Your objective: Using the records below, report how many lines include "content", and give no more than the number.

Records excerpted from a collection:
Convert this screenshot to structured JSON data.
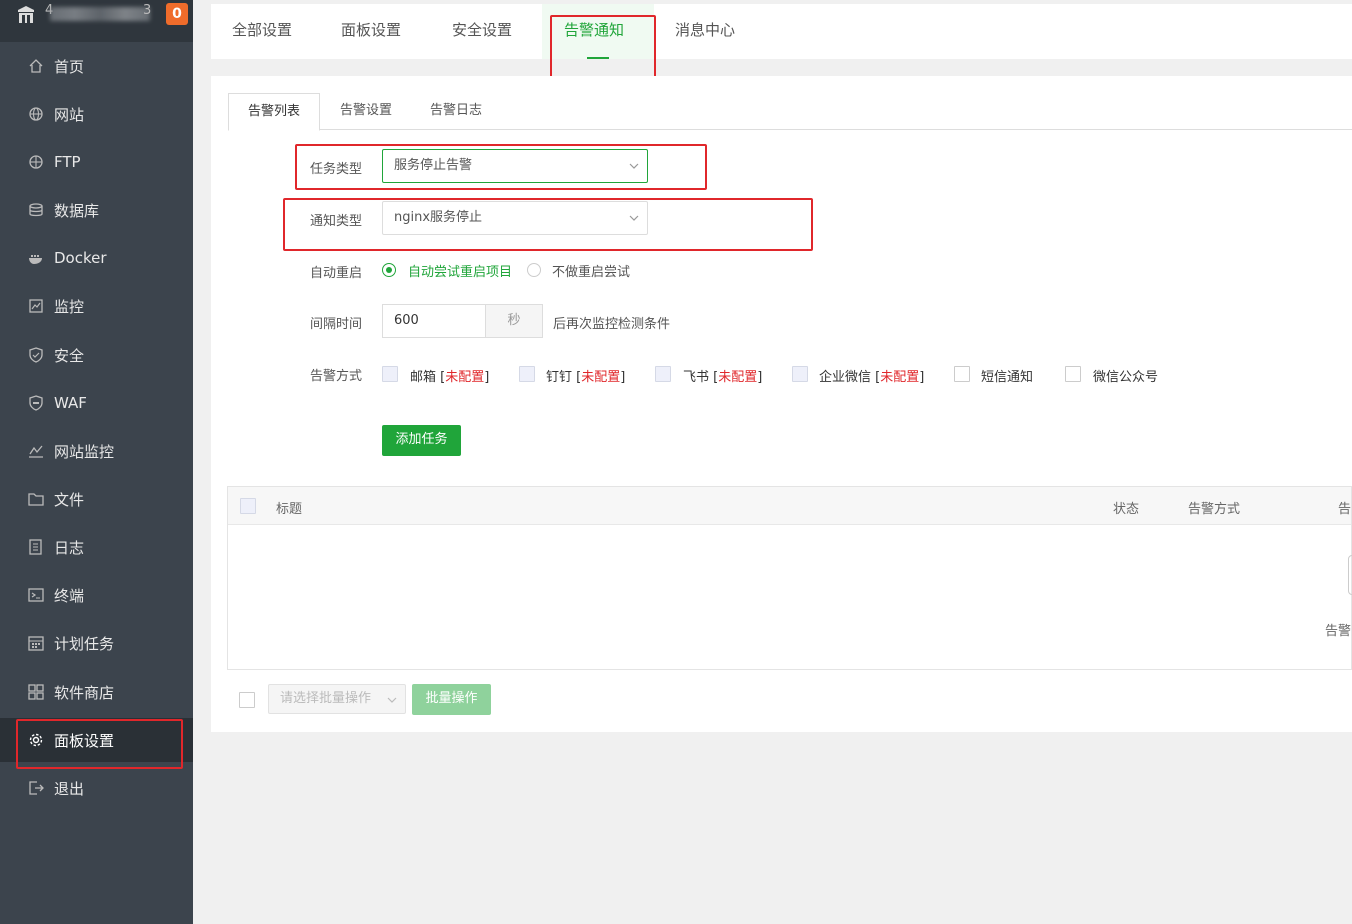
{
  "sidebar": {
    "brand_name": "4",
    "brand_suffix": "3",
    "badge": "0",
    "items": [
      {
        "label": "首页",
        "icon": "home-icon"
      },
      {
        "label": "网站",
        "icon": "globe-icon"
      },
      {
        "label": "FTP",
        "icon": "ftp-icon"
      },
      {
        "label": "数据库",
        "icon": "database-icon"
      },
      {
        "label": "Docker",
        "icon": "docker-icon"
      },
      {
        "label": "监控",
        "icon": "monitor-icon"
      },
      {
        "label": "安全",
        "icon": "shield-icon"
      },
      {
        "label": "WAF",
        "icon": "waf-icon"
      },
      {
        "label": "网站监控",
        "icon": "chart-line-icon"
      },
      {
        "label": "文件",
        "icon": "folder-icon"
      },
      {
        "label": "日志",
        "icon": "log-icon"
      },
      {
        "label": "终端",
        "icon": "terminal-icon"
      },
      {
        "label": "计划任务",
        "icon": "calendar-icon"
      },
      {
        "label": "软件商店",
        "icon": "grid-icon"
      },
      {
        "label": "面板设置",
        "icon": "gear-icon",
        "active": true
      },
      {
        "label": "退出",
        "icon": "logout-icon"
      }
    ]
  },
  "top_tabs": [
    {
      "label": "全部设置"
    },
    {
      "label": "面板设置"
    },
    {
      "label": "安全设置"
    },
    {
      "label": "告警通知",
      "active": true
    },
    {
      "label": "消息中心"
    }
  ],
  "sub_tabs": [
    {
      "label": "告警列表",
      "active": true
    },
    {
      "label": "告警设置"
    },
    {
      "label": "告警日志"
    }
  ],
  "form": {
    "task_type_label": "任务类型",
    "task_type_value": "服务停止告警",
    "notify_type_label": "通知类型",
    "notify_type_value": "nginx服务停止",
    "restart_label": "自动重启",
    "restart_options": [
      "自动尝试重启项目",
      "不做重启尝试"
    ],
    "interval_label": "间隔时间",
    "interval_value": "600",
    "interval_unit": "秒",
    "interval_suffix": "后再次监控检测条件",
    "method_label": "告警方式",
    "methods": [
      {
        "name": "邮箱",
        "status": "未配置"
      },
      {
        "name": "钉钉",
        "status": "未配置"
      },
      {
        "name": "飞书",
        "status": "未配置"
      },
      {
        "name": "企业微信",
        "status": "未配置"
      },
      {
        "name": "短信通知",
        "status": ""
      },
      {
        "name": "微信公众号",
        "status": ""
      }
    ],
    "add_button": "添加任务"
  },
  "table": {
    "columns": [
      "标题",
      "状态",
      "告警方式",
      "告"
    ],
    "empty_text": "告警"
  },
  "batch": {
    "placeholder": "请选择批量操作",
    "button": "批量操作"
  },
  "colors": {
    "accent": "#20a53a",
    "sidebar_bg": "#3c444d",
    "warning": "#e0272b",
    "badge": "#ef6c2b"
  }
}
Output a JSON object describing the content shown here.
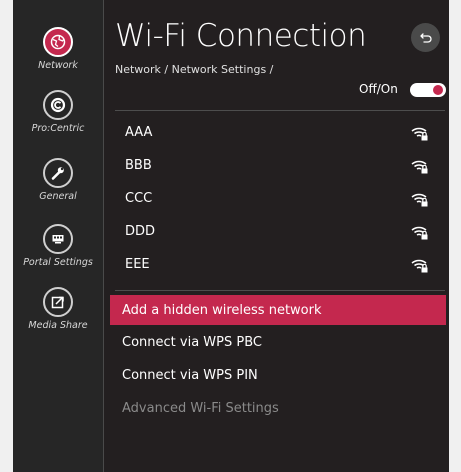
{
  "sidebar": {
    "items": [
      {
        "label": "Network",
        "icon": "globe-icon",
        "active": true
      },
      {
        "label": "Pro:Centric",
        "icon": "procentric-icon",
        "active": false
      },
      {
        "label": "General",
        "icon": "wrench-icon",
        "active": false
      },
      {
        "label": "Portal Settings",
        "icon": "portal-icon",
        "active": false
      },
      {
        "label": "Media Share",
        "icon": "share-icon",
        "active": false
      }
    ]
  },
  "header": {
    "title": "Wi-Fi Connection",
    "breadcrumb": "Network / Network Settings /",
    "back_icon": "back-icon"
  },
  "wifi_toggle": {
    "label": "Off/On",
    "state": "on"
  },
  "networks": [
    {
      "name": "AAA",
      "icon": "wifi-locked-icon"
    },
    {
      "name": "BBB",
      "icon": "wifi-locked-icon"
    },
    {
      "name": "CCC",
      "icon": "wifi-locked-icon"
    },
    {
      "name": "DDD",
      "icon": "wifi-locked-icon"
    },
    {
      "name": "EEE",
      "icon": "wifi-locked-icon"
    }
  ],
  "actions": [
    {
      "label": "Add a hidden wireless network",
      "highlighted": true
    },
    {
      "label": "Connect via WPS PBC"
    },
    {
      "label": "Connect via WPS PIN"
    },
    {
      "label": "Advanced Wi-Fi Settings",
      "disabled": true
    }
  ],
  "colors": {
    "accent": "#c4284e",
    "background": "#231f20",
    "sidebar": "#262626",
    "text": "#ffffff",
    "disabled_text": "#8a8a8a"
  }
}
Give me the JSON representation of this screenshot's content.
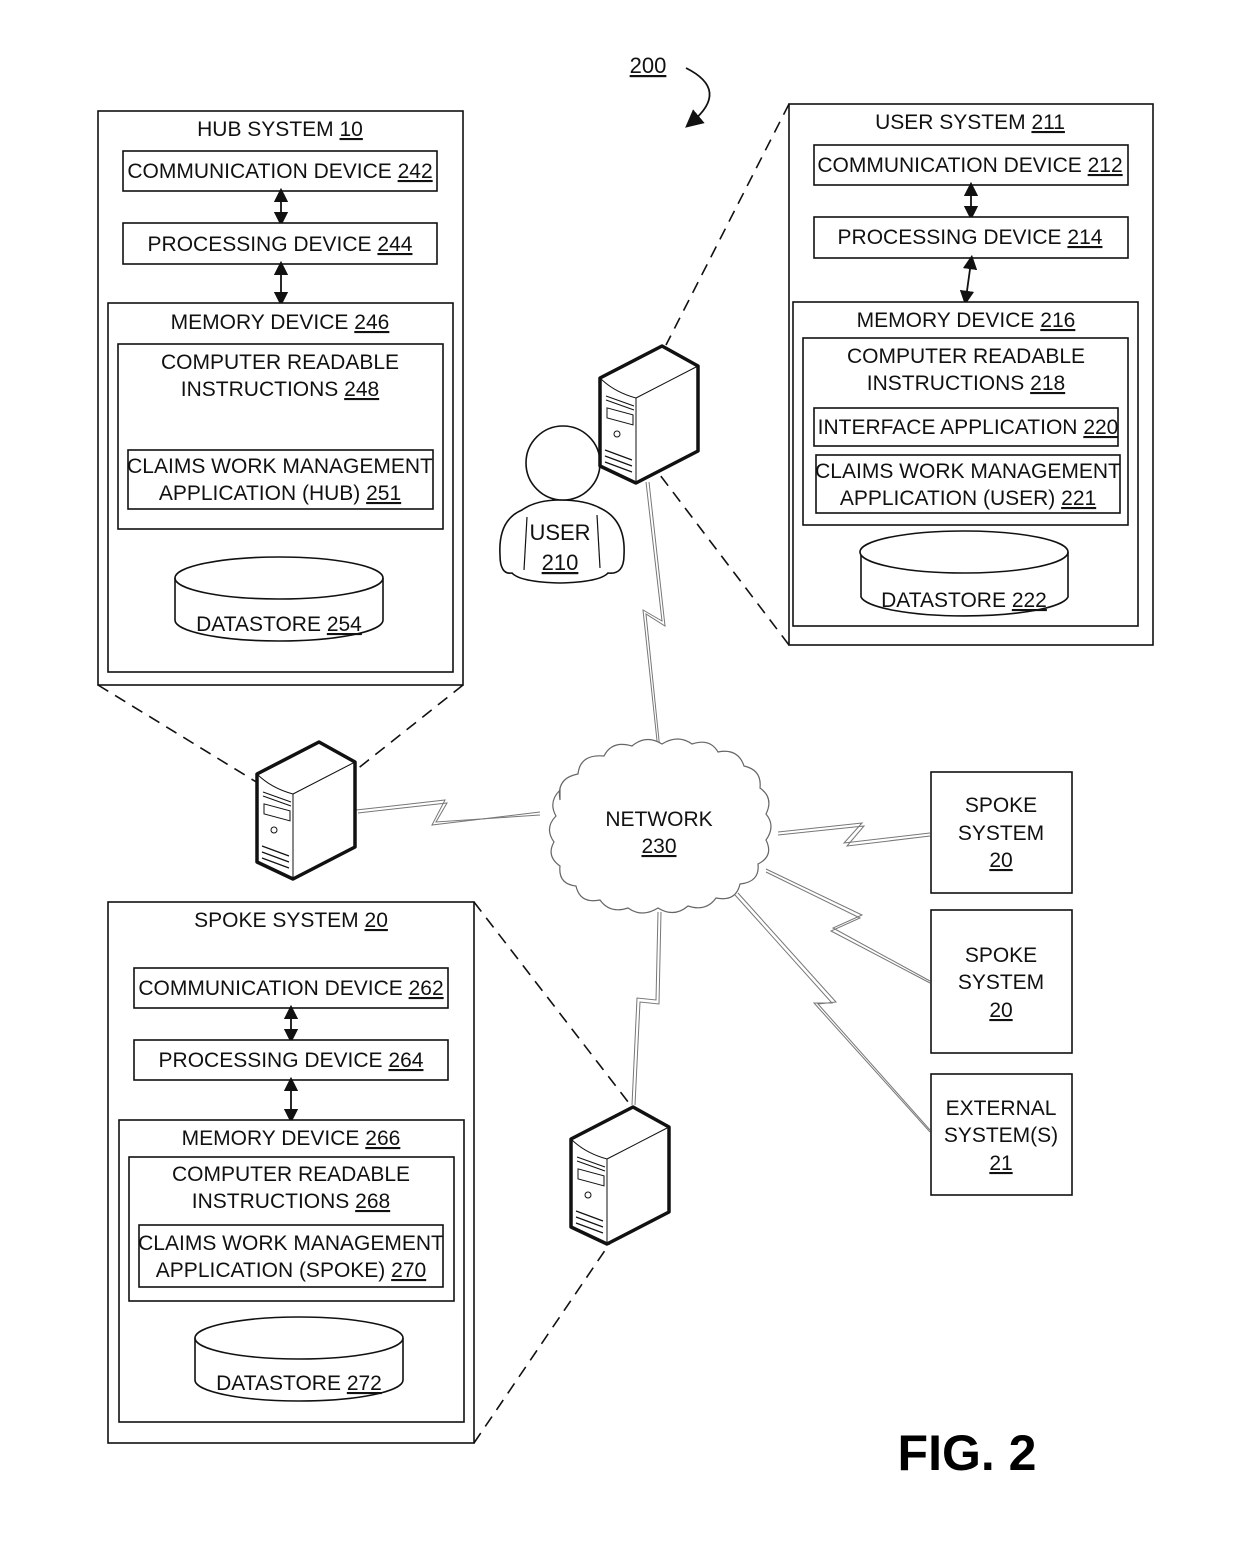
{
  "figure": {
    "ref_number": "200",
    "caption": "FIG. 2"
  },
  "hub_system": {
    "title": "HUB SYSTEM",
    "title_ref": "10",
    "communication_device": {
      "label": "COMMUNICATION DEVICE",
      "ref": "242"
    },
    "processing_device": {
      "label": "PROCESSING DEVICE",
      "ref": "244"
    },
    "memory_device": {
      "label": "MEMORY DEVICE",
      "ref": "246"
    },
    "instructions": {
      "line1": "COMPUTER READABLE",
      "line2": "INSTRUCTIONS",
      "ref": "248"
    },
    "application": {
      "line1": "CLAIMS WORK MANAGEMENT",
      "line2": "APPLICATION (HUB)",
      "ref": "251"
    },
    "datastore": {
      "label": "DATASTORE",
      "ref": "254"
    }
  },
  "user_system": {
    "title": "USER SYSTEM",
    "title_ref": "211",
    "communication_device": {
      "label": "COMMUNICATION DEVICE",
      "ref": "212"
    },
    "processing_device": {
      "label": "PROCESSING DEVICE",
      "ref": "214"
    },
    "memory_device": {
      "label": "MEMORY DEVICE",
      "ref": "216"
    },
    "instructions": {
      "line1": "COMPUTER READABLE",
      "line2": "INSTRUCTIONS",
      "ref": "218"
    },
    "interface_application": {
      "label": "INTERFACE APPLICATION",
      "ref": "220"
    },
    "application": {
      "line1": "CLAIMS WORK MANAGEMENT",
      "line2": "APPLICATION (USER)",
      "ref": "221"
    },
    "datastore": {
      "label": "DATASTORE",
      "ref": "222"
    }
  },
  "spoke_system_detail": {
    "title": "SPOKE SYSTEM",
    "title_ref": "20",
    "communication_device": {
      "label": "COMMUNICATION DEVICE",
      "ref": "262"
    },
    "processing_device": {
      "label": "PROCESSING DEVICE",
      "ref": "264"
    },
    "memory_device": {
      "label": "MEMORY DEVICE",
      "ref": "266"
    },
    "instructions": {
      "line1": "COMPUTER READABLE",
      "line2": "INSTRUCTIONS",
      "ref": "268"
    },
    "application": {
      "line1": "CLAIMS WORK MANAGEMENT",
      "line2": "APPLICATION (SPOKE)",
      "ref": "270"
    },
    "datastore": {
      "label": "DATASTORE",
      "ref": "272"
    }
  },
  "user": {
    "label": "USER",
    "ref": "210"
  },
  "network": {
    "label": "NETWORK",
    "ref": "230"
  },
  "side_systems": [
    {
      "line1": "SPOKE",
      "line2": "SYSTEM",
      "ref": "20"
    },
    {
      "line1": "SPOKE",
      "line2": "SYSTEM",
      "ref": "20"
    },
    {
      "line1": "EXTERNAL",
      "line2": "SYSTEM(S)",
      "ref": "21"
    }
  ]
}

Response area: 2